I was working at "Apple," which had recently transformed itself into an experiment in writing interactive games based on the "infinite monkeys at infinite typewriters producing Hamlet" notion. Only they hadn't actually told their employees that.
They had this new facility where you came in, got an assignment (writing exercises? character studies?), and you could either take it home or sit there and work on it. People were arranged at desks around the outside of a large circular structure. The desks were crowded close together.
They also had new drive through "cafeterias" where the food was all in big bins or came out of big faucets.
My partner (not OH, but with some OH-like qualities, and some qualities of other partners I've had) and I both worked there. So we came in, got some work, and sat there for a while working. And then I began feeling like I was waiting for something to happen. Then I realized that because we were all crowded together, I was feeling like a student in a class sitting at a desk who couldn't get up and leave until the teacher said. But there was no teacher of course.
I realized that this is what "Apple" intended by creating this thing: that we'd all sit there like lemmings and work work work.
I knew there was the option of coming in in the morning, getting an assignment and working at home, and I considered that. But I realized that if I made a habit of working at home, I'd fall behind, because everyone else was sitting at their desks doing work work work, and new announcements and assignments were made available during the day. And I knew that with all these people working on the same assignments, multiple people would come up with the same ideas, but you only got credit for an idea if you came up with it first. So being behind would mess with my chances for getting credit for an idea, which was a good thing.
"Apple" hadn't actually told us any of this, so I thought I was very clever for having figured it out. I tried to tell my partner about it, but he scoffed and wouldn't listen.
I think my brain came up with this idea by thinking about distributed computing projects (e.g., Seti@home) and LiveJournal simultaneously.

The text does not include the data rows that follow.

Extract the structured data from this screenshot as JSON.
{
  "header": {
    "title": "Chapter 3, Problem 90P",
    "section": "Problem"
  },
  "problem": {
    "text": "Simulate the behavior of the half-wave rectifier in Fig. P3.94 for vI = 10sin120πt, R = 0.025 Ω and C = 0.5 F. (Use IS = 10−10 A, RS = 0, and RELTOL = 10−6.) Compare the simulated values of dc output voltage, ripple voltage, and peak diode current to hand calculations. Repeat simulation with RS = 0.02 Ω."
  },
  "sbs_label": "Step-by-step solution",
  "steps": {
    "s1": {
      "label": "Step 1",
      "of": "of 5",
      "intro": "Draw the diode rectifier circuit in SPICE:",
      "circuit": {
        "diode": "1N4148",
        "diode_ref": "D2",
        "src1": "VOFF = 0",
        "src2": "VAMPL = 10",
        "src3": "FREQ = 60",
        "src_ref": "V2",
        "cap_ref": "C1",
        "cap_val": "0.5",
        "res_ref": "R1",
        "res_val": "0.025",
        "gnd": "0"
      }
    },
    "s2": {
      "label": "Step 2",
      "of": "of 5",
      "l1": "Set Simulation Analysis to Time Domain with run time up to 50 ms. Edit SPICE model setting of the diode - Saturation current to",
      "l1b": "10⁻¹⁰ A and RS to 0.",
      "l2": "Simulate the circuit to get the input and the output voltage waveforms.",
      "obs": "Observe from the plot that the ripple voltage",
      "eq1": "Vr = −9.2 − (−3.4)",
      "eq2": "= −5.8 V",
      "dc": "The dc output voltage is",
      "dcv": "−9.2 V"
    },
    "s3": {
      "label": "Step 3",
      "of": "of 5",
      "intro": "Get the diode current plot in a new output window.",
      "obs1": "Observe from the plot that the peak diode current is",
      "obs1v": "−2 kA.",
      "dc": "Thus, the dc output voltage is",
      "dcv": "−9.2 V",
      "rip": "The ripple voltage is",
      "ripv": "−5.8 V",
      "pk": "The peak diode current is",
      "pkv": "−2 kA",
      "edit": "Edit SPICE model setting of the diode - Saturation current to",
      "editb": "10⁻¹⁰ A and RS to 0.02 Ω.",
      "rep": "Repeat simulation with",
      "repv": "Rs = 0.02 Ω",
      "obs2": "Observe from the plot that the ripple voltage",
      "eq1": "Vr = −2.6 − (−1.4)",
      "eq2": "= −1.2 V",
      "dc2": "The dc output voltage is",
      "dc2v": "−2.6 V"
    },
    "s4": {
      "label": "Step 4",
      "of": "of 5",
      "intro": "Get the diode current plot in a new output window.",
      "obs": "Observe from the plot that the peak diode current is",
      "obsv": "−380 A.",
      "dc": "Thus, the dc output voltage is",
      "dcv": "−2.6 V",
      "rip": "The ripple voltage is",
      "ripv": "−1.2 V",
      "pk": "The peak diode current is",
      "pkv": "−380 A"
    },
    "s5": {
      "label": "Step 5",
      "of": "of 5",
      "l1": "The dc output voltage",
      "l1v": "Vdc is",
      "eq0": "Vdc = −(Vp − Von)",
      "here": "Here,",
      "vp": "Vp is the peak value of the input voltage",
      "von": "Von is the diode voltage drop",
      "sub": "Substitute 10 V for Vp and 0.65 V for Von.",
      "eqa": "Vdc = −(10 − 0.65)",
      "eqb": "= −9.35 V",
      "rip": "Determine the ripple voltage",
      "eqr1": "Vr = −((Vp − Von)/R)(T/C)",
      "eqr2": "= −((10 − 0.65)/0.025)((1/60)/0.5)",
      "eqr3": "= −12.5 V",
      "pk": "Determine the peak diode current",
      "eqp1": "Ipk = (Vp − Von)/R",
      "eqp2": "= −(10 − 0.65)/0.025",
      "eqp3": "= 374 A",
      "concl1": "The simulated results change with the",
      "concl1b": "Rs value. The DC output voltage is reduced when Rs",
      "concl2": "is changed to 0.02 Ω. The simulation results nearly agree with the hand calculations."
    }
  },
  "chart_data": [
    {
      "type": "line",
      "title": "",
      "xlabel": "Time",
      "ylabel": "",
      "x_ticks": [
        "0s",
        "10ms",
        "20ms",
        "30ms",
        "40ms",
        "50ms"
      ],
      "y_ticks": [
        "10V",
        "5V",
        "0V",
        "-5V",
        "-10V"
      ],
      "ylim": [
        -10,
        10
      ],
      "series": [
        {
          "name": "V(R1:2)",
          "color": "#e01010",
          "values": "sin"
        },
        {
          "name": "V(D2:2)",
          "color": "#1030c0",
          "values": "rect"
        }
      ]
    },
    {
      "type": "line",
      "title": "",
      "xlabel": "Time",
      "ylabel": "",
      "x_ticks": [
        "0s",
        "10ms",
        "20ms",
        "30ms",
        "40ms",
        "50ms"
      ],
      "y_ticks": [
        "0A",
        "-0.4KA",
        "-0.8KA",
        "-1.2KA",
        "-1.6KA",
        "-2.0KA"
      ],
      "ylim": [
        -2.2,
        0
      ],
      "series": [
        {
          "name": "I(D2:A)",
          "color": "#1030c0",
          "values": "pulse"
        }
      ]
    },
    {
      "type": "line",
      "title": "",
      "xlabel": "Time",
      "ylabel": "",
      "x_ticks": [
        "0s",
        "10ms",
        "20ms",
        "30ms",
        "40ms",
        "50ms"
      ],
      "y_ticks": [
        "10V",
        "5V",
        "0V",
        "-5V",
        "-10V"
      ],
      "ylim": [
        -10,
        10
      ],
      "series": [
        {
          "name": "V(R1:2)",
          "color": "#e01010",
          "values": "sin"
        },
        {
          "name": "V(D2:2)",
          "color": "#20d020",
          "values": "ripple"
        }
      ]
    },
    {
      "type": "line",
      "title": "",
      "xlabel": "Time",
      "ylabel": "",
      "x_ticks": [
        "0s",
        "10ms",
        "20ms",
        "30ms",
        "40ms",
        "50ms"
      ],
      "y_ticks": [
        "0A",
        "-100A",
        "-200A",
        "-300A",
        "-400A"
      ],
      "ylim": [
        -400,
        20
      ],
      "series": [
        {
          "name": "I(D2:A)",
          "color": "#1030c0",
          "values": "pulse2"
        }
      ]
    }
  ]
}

My brain has a hard time wrapping itself around just how many humans are out there on this planet. It sees things about how Seti@home has logged 1,058,634 years of computer time (and 3,000 years in the last 24 hours), or how there are 632,152 LiveJournal users who wrote 121,201 journal entries yesterday, and it just goes TILT and produces these weird-ass dreams.